**TASK GOAL:** Copy the records below exactly, leaving out every picture.

Stored data entries
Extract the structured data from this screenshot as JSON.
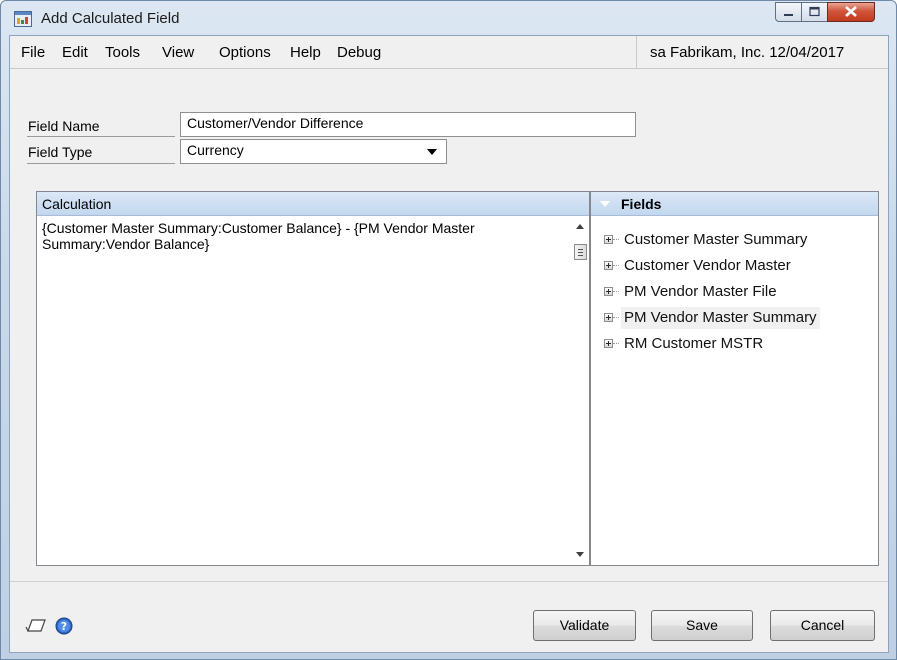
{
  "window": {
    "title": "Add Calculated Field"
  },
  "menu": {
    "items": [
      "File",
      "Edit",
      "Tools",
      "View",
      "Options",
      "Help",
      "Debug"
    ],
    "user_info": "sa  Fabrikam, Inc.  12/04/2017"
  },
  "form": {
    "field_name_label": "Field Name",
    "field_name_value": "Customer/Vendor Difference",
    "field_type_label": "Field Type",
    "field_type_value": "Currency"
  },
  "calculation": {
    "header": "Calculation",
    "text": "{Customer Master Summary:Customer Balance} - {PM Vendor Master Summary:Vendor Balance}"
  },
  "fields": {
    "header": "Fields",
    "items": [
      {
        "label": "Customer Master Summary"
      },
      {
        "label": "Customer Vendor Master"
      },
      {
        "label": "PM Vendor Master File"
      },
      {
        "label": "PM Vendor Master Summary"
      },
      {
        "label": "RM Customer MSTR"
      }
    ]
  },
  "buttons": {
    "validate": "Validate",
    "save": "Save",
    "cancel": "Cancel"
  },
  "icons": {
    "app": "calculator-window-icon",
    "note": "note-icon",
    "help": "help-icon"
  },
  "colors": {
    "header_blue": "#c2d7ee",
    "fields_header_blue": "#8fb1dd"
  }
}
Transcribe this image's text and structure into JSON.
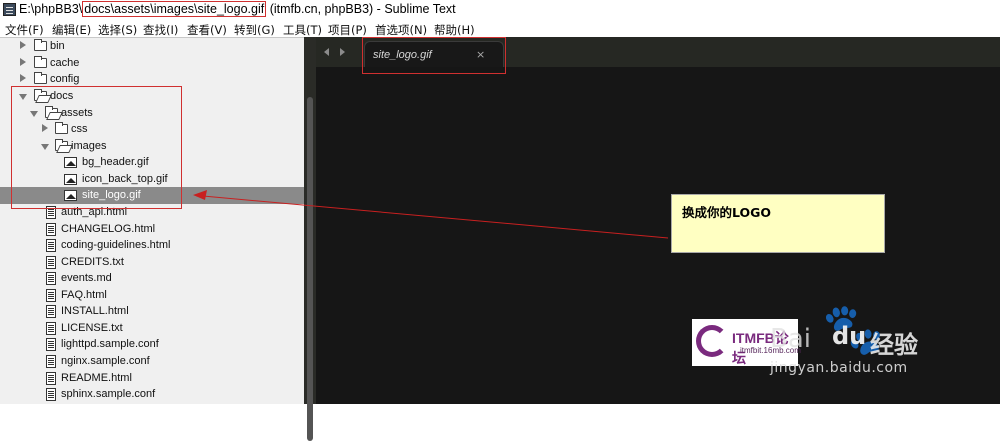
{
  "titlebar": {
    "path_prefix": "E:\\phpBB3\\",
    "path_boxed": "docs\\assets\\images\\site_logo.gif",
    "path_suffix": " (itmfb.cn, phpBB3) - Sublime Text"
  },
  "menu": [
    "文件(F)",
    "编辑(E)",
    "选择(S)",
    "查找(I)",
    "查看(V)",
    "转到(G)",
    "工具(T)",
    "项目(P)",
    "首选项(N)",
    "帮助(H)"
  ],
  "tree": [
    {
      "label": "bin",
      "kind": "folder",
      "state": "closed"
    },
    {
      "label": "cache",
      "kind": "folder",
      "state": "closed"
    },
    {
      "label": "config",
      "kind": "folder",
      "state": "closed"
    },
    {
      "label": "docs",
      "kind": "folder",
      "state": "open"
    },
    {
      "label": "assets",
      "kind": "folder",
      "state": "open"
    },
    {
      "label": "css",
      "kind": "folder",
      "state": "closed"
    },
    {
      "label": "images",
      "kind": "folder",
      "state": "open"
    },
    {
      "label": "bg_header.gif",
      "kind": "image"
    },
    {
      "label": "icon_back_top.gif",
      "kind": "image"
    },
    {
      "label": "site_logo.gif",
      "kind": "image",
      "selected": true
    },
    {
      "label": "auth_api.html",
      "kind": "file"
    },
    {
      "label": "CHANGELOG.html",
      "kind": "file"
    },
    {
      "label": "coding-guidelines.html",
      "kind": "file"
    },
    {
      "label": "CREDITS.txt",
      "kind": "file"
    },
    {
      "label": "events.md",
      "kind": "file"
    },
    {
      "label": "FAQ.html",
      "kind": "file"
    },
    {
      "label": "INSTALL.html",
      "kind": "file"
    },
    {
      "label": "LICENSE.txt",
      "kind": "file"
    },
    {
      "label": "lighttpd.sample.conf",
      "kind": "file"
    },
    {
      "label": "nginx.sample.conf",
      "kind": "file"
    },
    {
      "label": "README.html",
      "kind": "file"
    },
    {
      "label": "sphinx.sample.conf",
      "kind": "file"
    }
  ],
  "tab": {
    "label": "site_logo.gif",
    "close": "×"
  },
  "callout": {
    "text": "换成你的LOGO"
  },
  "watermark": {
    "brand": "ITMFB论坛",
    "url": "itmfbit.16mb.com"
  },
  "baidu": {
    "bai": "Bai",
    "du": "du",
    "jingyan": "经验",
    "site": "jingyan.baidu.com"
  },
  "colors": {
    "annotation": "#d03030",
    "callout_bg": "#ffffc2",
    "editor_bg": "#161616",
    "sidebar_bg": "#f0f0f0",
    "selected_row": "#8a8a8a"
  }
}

**TASK RESPONSE:**
Extract the structured data from this screenshot as JSON.
{
  "window": {
    "title": "Add Calculated Field"
  },
  "menu": {
    "items": [
      "File",
      "Edit",
      "Tools",
      "View",
      "Options",
      "Help",
      "Debug"
    ],
    "user_info": "sa  Fabrikam, Inc.  12/04/2017"
  },
  "form": {
    "field_name_label": "Field Name",
    "field_name_value": "Customer/Vendor Difference",
    "field_type_label": "Field Type",
    "field_type_value": "Currency"
  },
  "calculation": {
    "header": "Calculation",
    "text": "{Customer Master Summary:Customer Balance} - {PM Vendor Master Summary:Vendor Balance}"
  },
  "fields": {
    "header": "Fields",
    "items": [
      {
        "label": "Customer Master Summary"
      },
      {
        "label": "Customer Vendor Master"
      },
      {
        "label": "PM Vendor Master File"
      },
      {
        "label": "PM Vendor Master Summary"
      },
      {
        "label": "RM Customer MSTR"
      }
    ]
  },
  "buttons": {
    "validate": "Validate",
    "save": "Save",
    "cancel": "Cancel"
  },
  "icons": {
    "app": "calculator-window-icon",
    "note": "note-icon",
    "help": "help-icon"
  },
  "colors": {
    "header_blue": "#c2d7ee",
    "fields_header_blue": "#8fb1dd"
  }
}
Transcribe this image's text and structure into JSON.
{
  "titlebar": {
    "path_prefix": "E:\\phpBB3\\",
    "path_boxed": "docs\\assets\\images\\site_logo.gif",
    "path_suffix": " (itmfb.cn, phpBB3) - Sublime Text"
  },
  "menu": [
    "文件(F)",
    "编辑(E)",
    "选择(S)",
    "查找(I)",
    "查看(V)",
    "转到(G)",
    "工具(T)",
    "项目(P)",
    "首选项(N)",
    "帮助(H)"
  ],
  "tree": [
    {
      "label": "bin",
      "kind": "folder",
      "state": "closed"
    },
    {
      "label": "cache",
      "kind": "folder",
      "state": "closed"
    },
    {
      "label": "config",
      "kind": "folder",
      "state": "closed"
    },
    {
      "label": "docs",
      "kind": "folder",
      "state": "open"
    },
    {
      "label": "assets",
      "kind": "folder",
      "state": "open"
    },
    {
      "label": "css",
      "kind": "folder",
      "state": "closed"
    },
    {
      "label": "images",
      "kind": "folder",
      "state": "open"
    },
    {
      "label": "bg_header.gif",
      "kind": "image"
    },
    {
      "label": "icon_back_top.gif",
      "kind": "image"
    },
    {
      "label": "site_logo.gif",
      "kind": "image",
      "selected": true
    },
    {
      "label": "auth_api.html",
      "kind": "file"
    },
    {
      "label": "CHANGELOG.html",
      "kind": "file"
    },
    {
      "label": "coding-guidelines.html",
      "kind": "file"
    },
    {
      "label": "CREDITS.txt",
      "kind": "file"
    },
    {
      "label": "events.md",
      "kind": "file"
    },
    {
      "label": "FAQ.html",
      "kind": "file"
    },
    {
      "label": "INSTALL.html",
      "kind": "file"
    },
    {
      "label": "LICENSE.txt",
      "kind": "file"
    },
    {
      "label": "lighttpd.sample.conf",
      "kind": "file"
    },
    {
      "label": "nginx.sample.conf",
      "kind": "file"
    },
    {
      "label": "README.html",
      "kind": "file"
    },
    {
      "label": "sphinx.sample.conf",
      "kind": "file"
    }
  ],
  "tab": {
    "label": "site_logo.gif",
    "close": "×"
  },
  "callout": {
    "text": "换成你的LOGO"
  },
  "watermark": {
    "brand": "ITMFB论坛",
    "url": "itmfbit.16mb.com"
  },
  "baidu": {
    "bai": "Bai",
    "du": "du",
    "jingyan": "经验",
    "site": "jingyan.baidu.com"
  },
  "colors": {
    "annotation": "#d03030",
    "callout_bg": "#ffffc2",
    "editor_bg": "#161616",
    "sidebar_bg": "#f0f0f0",
    "selected_row": "#8a8a8a"
  }
}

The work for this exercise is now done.